What is HTD?
No, it is not a cellphone manufacturer………..or an STD. It’s Hair Texture Discrimination.
Last week, I was deeply troubled by something I saw going viral on Instagram and Facebook. It was a meme showing the “difference” in natural hair textures. (pictured below)
As a woman who wears her hair natural, I was disturbed that this discrimination continues to perpetuate itself in the black community. There is no question that black women have always experienced a sort of difficulty when it comes to our hair.
Let’s rip the band-aid off!
If you are of the Negroid race, that is, having ancestry from the continent of Africa, chances are your hair texture will be super curly, coiled, and thick. So there, the cat is out of the bag. Black people do not possess naturally straight hair, in case you did not know!!!
Years ago, I was so excited when I saw the movement of black women going natural, embracing their God-given textures, and putting down the poisonous chemicals. I had to follow suit!
The love/hate relationship black women have with their hair was born out of decades of rejection by SOME white people who have not particularly enjoyed our dose of beauty.
We have been told for so long that our “nappy hair”, wide noses, dark skin, and curvy bodies are not the ideal standard of beauty and so with that, we have made leaps and bounds to change our appearance.
Back in 2009, comedian Chris Rock’s documentary “Good Hair”, exposed that the hair industry made billions of dollars annually by black women alone. The perms, the weaves, the wigs, the this, the that, all contributed to the vast amount of money spent making ourselves look pretty and our hair look good.
With the natural hair movement kicking off, I had high hopes that black women were finally embracing their beauty, not to mention, appreciating the hundreds of thousands of saved dollars.
But why does hair texture discrimination exist pertaining to natural styles?
The whole idea of going natural is that “original” textures are embraced. That might be – at least in my case – kinky, curly, thick hair. We are seeing a rising prejudice even in that. It is now about who has the softest, longest, bounciest…………..natural hair.
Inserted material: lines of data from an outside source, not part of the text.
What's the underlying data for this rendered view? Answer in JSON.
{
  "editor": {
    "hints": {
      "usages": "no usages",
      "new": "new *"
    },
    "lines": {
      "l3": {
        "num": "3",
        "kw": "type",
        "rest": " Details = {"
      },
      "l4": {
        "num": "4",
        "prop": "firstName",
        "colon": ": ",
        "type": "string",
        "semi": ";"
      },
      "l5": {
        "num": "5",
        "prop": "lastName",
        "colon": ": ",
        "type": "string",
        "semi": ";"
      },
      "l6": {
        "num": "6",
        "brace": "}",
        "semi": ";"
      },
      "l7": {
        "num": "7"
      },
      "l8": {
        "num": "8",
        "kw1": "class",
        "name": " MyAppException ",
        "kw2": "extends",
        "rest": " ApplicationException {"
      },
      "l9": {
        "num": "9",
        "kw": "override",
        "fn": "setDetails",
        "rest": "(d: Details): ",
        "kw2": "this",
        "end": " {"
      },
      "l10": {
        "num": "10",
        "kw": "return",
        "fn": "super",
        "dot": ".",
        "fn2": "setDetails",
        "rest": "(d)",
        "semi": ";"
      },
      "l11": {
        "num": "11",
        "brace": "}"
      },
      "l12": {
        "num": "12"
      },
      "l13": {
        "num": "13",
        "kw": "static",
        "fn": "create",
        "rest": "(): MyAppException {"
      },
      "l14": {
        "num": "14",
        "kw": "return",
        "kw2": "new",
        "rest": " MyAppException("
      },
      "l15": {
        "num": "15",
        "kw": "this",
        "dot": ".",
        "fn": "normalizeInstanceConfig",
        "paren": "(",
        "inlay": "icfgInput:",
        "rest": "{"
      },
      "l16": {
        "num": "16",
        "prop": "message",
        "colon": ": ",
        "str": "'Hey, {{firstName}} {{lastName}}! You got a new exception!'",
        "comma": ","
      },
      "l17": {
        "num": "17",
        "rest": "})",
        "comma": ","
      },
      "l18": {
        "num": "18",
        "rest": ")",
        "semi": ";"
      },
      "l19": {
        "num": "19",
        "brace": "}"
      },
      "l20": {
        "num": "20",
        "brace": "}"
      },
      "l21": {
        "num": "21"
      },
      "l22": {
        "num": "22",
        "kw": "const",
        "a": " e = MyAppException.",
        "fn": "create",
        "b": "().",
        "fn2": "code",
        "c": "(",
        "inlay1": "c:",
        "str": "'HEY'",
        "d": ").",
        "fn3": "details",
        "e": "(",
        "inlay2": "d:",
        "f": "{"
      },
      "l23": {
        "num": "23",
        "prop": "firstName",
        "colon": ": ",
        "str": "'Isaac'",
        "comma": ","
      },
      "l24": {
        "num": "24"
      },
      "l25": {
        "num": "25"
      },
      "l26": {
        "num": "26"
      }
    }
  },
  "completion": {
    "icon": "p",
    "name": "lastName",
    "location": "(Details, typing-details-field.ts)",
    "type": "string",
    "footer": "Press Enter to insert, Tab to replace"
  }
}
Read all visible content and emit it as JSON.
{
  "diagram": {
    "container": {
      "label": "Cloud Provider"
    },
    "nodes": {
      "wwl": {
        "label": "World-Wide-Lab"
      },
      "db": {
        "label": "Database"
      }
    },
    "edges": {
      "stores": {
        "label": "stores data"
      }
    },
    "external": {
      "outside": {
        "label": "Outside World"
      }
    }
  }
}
It is true that there are many African American women who may have ancestors of different races or ethnicities that do not share the same hair texture characteristics that most black people do, so I find it unfair and illogical to make such comparisons.
I can remember a few years ago watching a program about race relations in South America. The documentary depicted the struggles of race and ethnicity, particularly in Brazil. For some, the color of their skin was not the only prejudice they endured.
They also had to deal with the “behind-the-ears test”.
One man explained that this test is the practice of looking behind the ears to determine someone’s true hair texture. In a country like Brazil (the plastic surgery capital of the world), where so many people change their appearance to look “whiter”, it is very normal for women get perms and chemical treatments that alter their hair texture.
So how does the behind-the-ears test work? According to the young man, if the loose hairs behind the ears do not lay smooth and soft, then you know their look is not natural.
This erroneous practice is also used to find the “perfect mate”. If a man finds that a woman’s hair is “nappier” than he would like, then he has no interest in her because he would not want their children having the same texture of hair.
I was truly sickened by this, mainly because this discrimination happens among minorities. Bad enough, we already have to deal with this from others, but now we are subjected to the same foolishness from our own.
No one will embrace our beauty more than we ever could. We are all different, so what? Instead of setting these unconventional standards of beauty, let us try to find beauty in our differences.
If you have to alter every single thing about your body to attain an unachievable look, what does that say about you? And if you make others feel less than perfect, by encouraging them to hate who they are, what does that really say about you?
If you have curly hair, straight hair, kinky hair, long hair, or short hair, embrace it! The only things that we should change as a society are our attitudes, not our bodies.
Remember that you are flawless because you woke up like that!!!
Have you been a victim of HTD? Or guilty of HTD?
Featured Image Source: skandikafrik.com